This is the problem you will encounter with very hard or smooth (or both) rock, such as limestone, slate, quartz, diorite, basalt, or very worn, smooth and polished placements in rock that is traditionally ideal for cams, such as granite. Even here, the hard rock type and/or polish are only a component that can lead to failure (like a plane crash you generally need more than one thing, not in your favour). Another element is the nature of the placement. Is it flared or parallel? Is the interior of the crack uniform, or is it knobbly and bumpy?

In the opening scenes of Psycho Vertical you see me take a fall off the first pitch of Tempest on El Cap, a pitch I’d heard Alex Lowe had had the same problems on, namely you have bomber cams that just shift under load. When I fell I had one bomber cam in and was clipped to a second, and all just ripped out! Although granite, the rock here seemed very hard and smooth, almost like slate, and the cams just didn’t seem to engage, and just skittered around. Scary!

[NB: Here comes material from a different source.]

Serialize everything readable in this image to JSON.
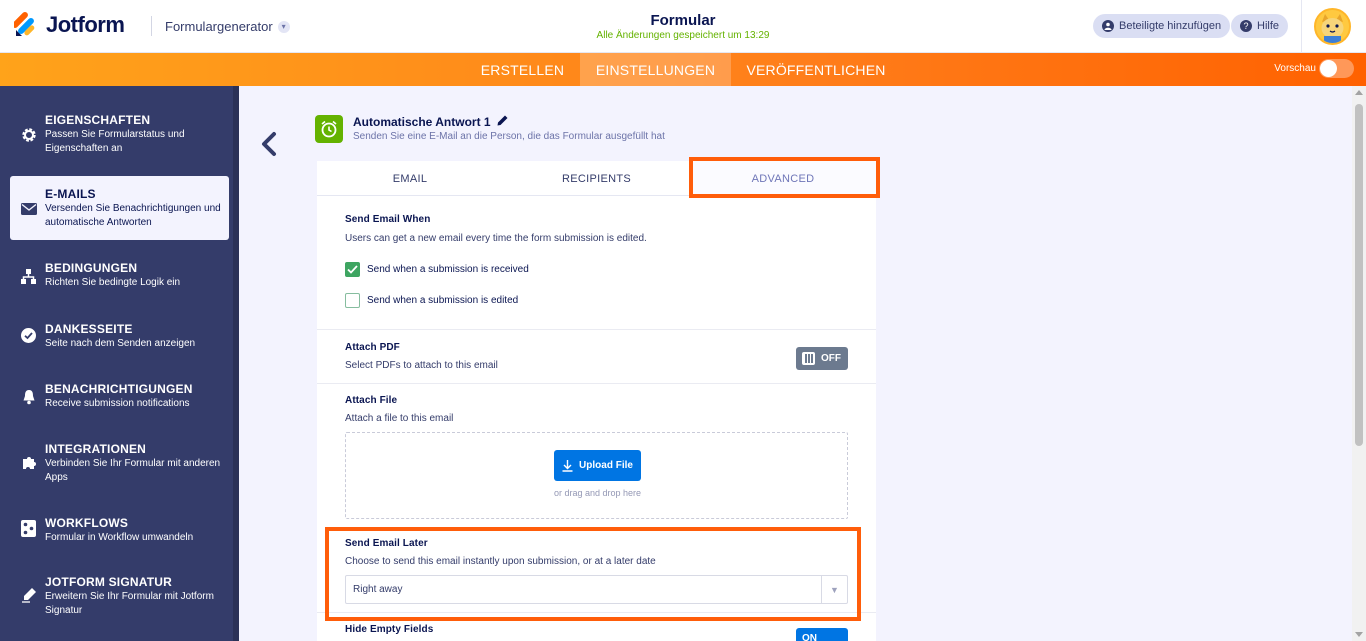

So what do you do on such rock? Well on this kind of rock you need to focus on using nuts as much as you can, which also means digging out your big nuts, Rockcentrics, hexes and Torque nuts. On rock styles such as limestone, you can cut down your cam rack to the bone, and go for triple wires and more draws (tricams are also often more effective, as they can fit into pockets that cams won’t).

If you do have to use cams on less than ideal for cam placements rock, then how do you make sure they don’t rip? Well, again this is down to rock type, cam and rock hardness, friction, and the nature of the placement. You cannot change the rock type, but looking for higher friction spots makes a big difference, as well as avoiding parallel-sided placements, the ideal placement more like a nut, with a slight constriction below the placement, or a pod or flare. Once you’ve found the best placement then give it a hard tug to see if it’s sticking, and always use a long extender to stop it from falling out (another problem with smooth placements).

Lastly, when climbing at your limit on rock types that can provide questionable gear (the kind of rock that tends to be bolted), then always go for strength in numbers, placing gear often, so that if something does rip it won’t be R.I.P!